The Ice in Clouds Experiment -Tropical (ICE-T) field campaign was held in July 2011 in the Caribbean to investigate this issue further. The microphysical evolution of cumulus congestus was documented using observations from the NSF/NCAR C130 aircraft, outfitted with an array of microphysical probes, ice nuclei instrumentation, and a cloud radar. When focusing upon data collected near the ascending cloud tops, the observations document a strong warm rain process below 0°C, an early and active Hallet-Mossop (rime-splintering) ice multiplication process, and occasionally, ice crystal number concentrations exceeding 100 L-1, when ice nuclei estimates were far less.

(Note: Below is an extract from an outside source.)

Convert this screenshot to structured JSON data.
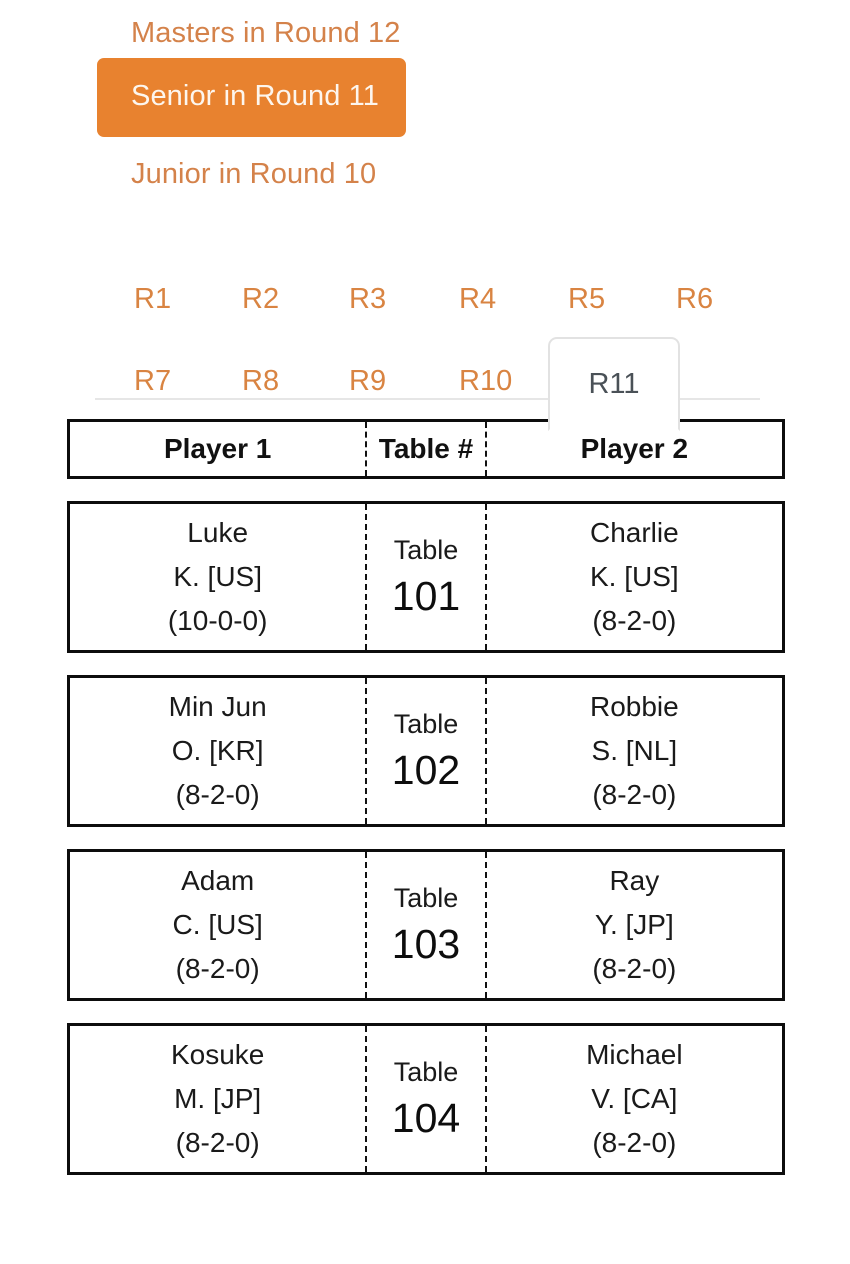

High-resolution simulations of a single tropical cumulus, meant to represent those observed during ICE-T, show the importance of the early rain formation to ice processes later. Results show that the copious amounts of supercooled cloud and raindrops produced at warmer levels initiate graupel sooner and enhance rime-splintering, which in turn can help to explain an early burst of ice during the developing stage of the cloud, up to 50 L-1. The model cannot replicate ice crystal number concentrations in excess of 100 L-1, however, without adding far more ice nuclei (than observed) active at temperatures less than -10°C. The talk will end with a discussion of some processes not presently included in the model that may help to direct future efforts in this regard.